§ Task description: Report each line of the records below that uses the word "data".

§ Stored records:
Segment Open

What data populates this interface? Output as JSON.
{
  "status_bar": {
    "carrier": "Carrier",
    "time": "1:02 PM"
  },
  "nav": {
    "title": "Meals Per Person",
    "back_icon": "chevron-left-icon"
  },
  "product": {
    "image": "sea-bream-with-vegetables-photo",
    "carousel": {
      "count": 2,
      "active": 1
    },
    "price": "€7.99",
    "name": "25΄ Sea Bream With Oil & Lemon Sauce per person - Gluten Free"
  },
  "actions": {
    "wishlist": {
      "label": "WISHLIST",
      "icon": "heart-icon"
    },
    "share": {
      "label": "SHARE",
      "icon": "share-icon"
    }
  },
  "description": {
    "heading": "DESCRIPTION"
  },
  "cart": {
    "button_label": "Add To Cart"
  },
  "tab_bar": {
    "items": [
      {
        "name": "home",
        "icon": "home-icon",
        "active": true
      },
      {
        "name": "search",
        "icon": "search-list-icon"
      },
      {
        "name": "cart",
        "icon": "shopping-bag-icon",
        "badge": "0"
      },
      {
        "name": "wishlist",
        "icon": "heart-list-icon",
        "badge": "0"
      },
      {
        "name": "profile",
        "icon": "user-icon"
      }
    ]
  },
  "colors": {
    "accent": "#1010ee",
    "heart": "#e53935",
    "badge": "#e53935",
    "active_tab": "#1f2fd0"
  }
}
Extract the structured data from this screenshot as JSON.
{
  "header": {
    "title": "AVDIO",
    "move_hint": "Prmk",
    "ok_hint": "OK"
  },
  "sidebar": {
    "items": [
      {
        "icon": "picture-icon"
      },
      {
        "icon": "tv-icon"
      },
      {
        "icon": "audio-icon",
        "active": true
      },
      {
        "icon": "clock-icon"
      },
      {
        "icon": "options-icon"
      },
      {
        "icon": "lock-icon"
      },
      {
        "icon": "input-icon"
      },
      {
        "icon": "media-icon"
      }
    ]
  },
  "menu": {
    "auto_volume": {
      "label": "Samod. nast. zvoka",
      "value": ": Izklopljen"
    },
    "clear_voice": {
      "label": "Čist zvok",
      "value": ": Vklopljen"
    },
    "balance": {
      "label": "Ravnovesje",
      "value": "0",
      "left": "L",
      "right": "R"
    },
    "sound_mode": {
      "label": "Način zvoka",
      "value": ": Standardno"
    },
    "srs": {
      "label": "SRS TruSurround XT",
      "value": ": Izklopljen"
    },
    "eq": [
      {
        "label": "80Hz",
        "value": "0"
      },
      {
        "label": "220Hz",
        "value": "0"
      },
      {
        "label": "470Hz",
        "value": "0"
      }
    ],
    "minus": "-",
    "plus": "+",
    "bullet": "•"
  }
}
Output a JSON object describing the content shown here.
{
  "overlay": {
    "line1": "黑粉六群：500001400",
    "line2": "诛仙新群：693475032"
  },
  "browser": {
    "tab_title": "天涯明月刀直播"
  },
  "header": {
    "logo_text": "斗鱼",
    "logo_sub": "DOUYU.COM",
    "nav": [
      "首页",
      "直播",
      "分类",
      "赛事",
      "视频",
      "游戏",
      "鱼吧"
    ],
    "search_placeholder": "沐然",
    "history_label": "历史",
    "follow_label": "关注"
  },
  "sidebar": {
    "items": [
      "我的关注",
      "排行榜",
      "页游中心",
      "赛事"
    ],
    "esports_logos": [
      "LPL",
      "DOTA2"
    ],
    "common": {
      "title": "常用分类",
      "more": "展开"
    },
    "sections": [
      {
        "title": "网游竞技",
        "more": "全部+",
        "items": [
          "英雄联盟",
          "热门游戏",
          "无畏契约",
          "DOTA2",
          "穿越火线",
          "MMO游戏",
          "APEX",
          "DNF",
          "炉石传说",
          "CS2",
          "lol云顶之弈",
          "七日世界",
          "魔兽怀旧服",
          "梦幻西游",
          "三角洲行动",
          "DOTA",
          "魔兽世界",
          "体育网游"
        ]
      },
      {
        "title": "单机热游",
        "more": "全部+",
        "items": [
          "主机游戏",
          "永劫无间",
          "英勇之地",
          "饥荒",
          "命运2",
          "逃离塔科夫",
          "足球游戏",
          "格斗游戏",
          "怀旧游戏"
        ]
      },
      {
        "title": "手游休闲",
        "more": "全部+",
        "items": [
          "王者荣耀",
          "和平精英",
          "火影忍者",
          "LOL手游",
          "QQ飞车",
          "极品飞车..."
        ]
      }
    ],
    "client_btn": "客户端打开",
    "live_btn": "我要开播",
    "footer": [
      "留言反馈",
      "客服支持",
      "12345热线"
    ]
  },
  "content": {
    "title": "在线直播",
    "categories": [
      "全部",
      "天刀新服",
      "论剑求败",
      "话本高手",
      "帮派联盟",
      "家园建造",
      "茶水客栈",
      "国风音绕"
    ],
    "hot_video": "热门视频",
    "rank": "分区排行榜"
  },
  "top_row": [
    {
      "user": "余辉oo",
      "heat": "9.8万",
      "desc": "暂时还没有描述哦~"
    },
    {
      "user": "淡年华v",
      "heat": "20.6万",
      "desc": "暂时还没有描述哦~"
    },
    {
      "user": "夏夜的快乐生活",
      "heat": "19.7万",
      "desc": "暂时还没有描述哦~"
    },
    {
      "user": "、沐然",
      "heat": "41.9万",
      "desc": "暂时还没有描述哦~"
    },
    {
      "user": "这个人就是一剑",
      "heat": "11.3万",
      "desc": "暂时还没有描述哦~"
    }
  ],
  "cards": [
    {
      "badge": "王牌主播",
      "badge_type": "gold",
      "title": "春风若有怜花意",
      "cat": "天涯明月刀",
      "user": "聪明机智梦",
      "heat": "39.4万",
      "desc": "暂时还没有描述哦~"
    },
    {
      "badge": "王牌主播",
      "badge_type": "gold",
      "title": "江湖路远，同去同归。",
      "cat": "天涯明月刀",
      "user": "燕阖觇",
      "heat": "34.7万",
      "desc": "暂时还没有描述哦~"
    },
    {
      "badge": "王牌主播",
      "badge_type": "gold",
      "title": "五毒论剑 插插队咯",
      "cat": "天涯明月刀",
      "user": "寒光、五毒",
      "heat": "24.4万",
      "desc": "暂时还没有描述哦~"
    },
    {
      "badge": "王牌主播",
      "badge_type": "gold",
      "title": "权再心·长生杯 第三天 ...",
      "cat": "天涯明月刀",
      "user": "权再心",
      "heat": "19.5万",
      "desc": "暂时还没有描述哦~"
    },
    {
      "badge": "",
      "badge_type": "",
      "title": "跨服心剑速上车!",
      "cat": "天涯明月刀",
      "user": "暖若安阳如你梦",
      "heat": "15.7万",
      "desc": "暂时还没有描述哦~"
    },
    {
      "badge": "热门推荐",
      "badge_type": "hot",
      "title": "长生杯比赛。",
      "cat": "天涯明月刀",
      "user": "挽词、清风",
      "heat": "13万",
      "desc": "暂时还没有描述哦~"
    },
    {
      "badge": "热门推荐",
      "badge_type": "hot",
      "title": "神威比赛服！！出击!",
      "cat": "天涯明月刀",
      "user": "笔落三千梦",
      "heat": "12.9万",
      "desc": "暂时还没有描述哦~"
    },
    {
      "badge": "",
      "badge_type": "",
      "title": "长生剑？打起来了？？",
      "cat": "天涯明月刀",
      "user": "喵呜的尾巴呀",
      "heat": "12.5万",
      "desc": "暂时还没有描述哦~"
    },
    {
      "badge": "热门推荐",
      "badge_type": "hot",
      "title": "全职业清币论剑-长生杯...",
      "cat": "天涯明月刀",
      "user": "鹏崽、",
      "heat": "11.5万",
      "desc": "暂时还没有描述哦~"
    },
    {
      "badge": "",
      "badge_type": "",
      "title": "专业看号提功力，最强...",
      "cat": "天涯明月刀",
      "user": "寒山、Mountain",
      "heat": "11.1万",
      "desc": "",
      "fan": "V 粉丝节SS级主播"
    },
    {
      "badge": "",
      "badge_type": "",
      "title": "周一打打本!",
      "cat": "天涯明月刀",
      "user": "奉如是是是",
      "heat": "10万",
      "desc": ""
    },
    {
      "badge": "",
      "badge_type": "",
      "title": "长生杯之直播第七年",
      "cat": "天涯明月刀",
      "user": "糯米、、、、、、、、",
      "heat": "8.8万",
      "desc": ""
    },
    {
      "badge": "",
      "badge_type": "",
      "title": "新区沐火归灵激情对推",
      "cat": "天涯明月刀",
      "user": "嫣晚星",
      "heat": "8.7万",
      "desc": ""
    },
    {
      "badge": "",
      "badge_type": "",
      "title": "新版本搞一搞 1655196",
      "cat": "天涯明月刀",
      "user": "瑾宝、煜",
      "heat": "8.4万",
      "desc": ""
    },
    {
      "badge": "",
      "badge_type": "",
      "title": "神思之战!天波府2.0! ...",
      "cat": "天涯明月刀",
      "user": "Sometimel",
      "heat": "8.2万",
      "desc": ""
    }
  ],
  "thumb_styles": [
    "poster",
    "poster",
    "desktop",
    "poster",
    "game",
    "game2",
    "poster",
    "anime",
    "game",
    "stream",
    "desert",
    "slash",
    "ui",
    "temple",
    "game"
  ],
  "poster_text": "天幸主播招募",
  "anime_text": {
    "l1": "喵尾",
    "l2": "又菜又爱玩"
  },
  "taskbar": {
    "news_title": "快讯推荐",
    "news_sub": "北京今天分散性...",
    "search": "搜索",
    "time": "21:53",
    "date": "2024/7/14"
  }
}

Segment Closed

§ Your response:
What data populates this interface? Output as JSON.
Extract the structured data from this screenshot as JSON.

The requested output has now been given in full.